What is Proctor's primary complaint against Parris in The Crucible by Arthur Miller?
John Proctor and the Reverend Parris are two of the primary characters in The Crucible by Arthur Miller, and there is absolutely no doubt that these two men will never, ever be friends. We see them together for the first time in act one of the play, and it is not a pleasant meeting.
Parris is in his early forties and lives his life with a chip on his shoulder, which means he is always expecting trouble and ready to fight for little or no cause. He is pugnacious and paranoid.
[Parris] believed he was being persecuted wherever he went, despite his best efforts to win people and God to his side. In meeting, he felt insulted if someone rose to shut the door without first asking his permission.
In his entire conversation with Abigail about what is wrong with Betty, his daughter, Parris's primary concern is his reputation and his position. His reference to people in his congregation as "a faction" and enemies is an indication that he is not much of a shepherd to his flock.

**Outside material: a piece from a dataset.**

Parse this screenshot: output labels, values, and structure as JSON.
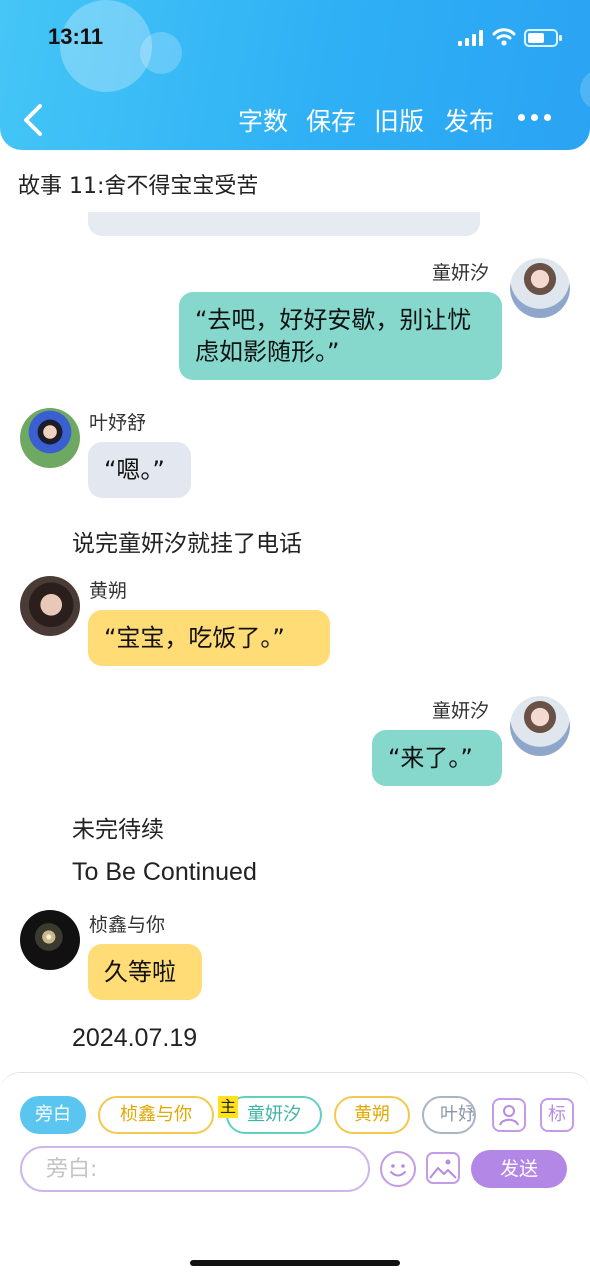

Proctor is a man who is quite aware that he is a sinner, but he also has a clear morality and recognizes that Parris is self-serving, greedy, and weak, three things he cannot abide. He, too, knows that Parris is not the kind of shepherd God expects his representatives to be.
Proctor has come to Parris's house to see what all the hubbub is about, as the town has been fluttering with talk of witchcraft all morning. After he talks to Abigail and learns the truth about the gossip, Proctor is no longer concerned about anything to do with witchcraft, Parris, of course, is terribly frightened by the talk and cannot get beyond his fear that this witchcraft will end up making him look bad.
Parris resents Proctor because he has not been to church with any regularity, and Proctor explains why he stays away:
I have trouble enough without I come five mile to hear him preach only hellfire and bloody damnation. Take it to heart, Mr. Parris. There are many others who stay away from church these days because you hardly ever mention God any more.
Parris begins his apparently typical rant about not getting paid enough, and it is clear from Proctor's response that he despises Parris's greed:
Proctor: Mr. Parris, you are the first minister ever did demand the deed to this house--
Parris: Man! Don’t a minister deserve a house to live in?
Proctor: To live in, yes. But to ask ownership is like you shall own the meeting house itself; the last meeting I were at you spoke so long on deeds and mortgages I thought it were an auction.
Later, in act two, Proctor tells Hale that seeing the fancy golden candlesticks )constant reminders of Parris's grasping and greedy nature) in the church hurts his worship, and his youngest son has not been baptized because he does not want Parris to come anywhere near his child. Finally he says this:
I see no light of God in that man. I’ll not conceal it.
That is Proctor's primary complaint against Parris. Parris is supposed to be a man of God, but he is so consumed with his own reputation, with condemning people to hell for their sins, and with money and things that Proctor no longer respects Parris as his pastor.
Ironically, it is the confessed sinner (Proctor) who demonstrates more godly character than the experienced and educated preacher (Parris).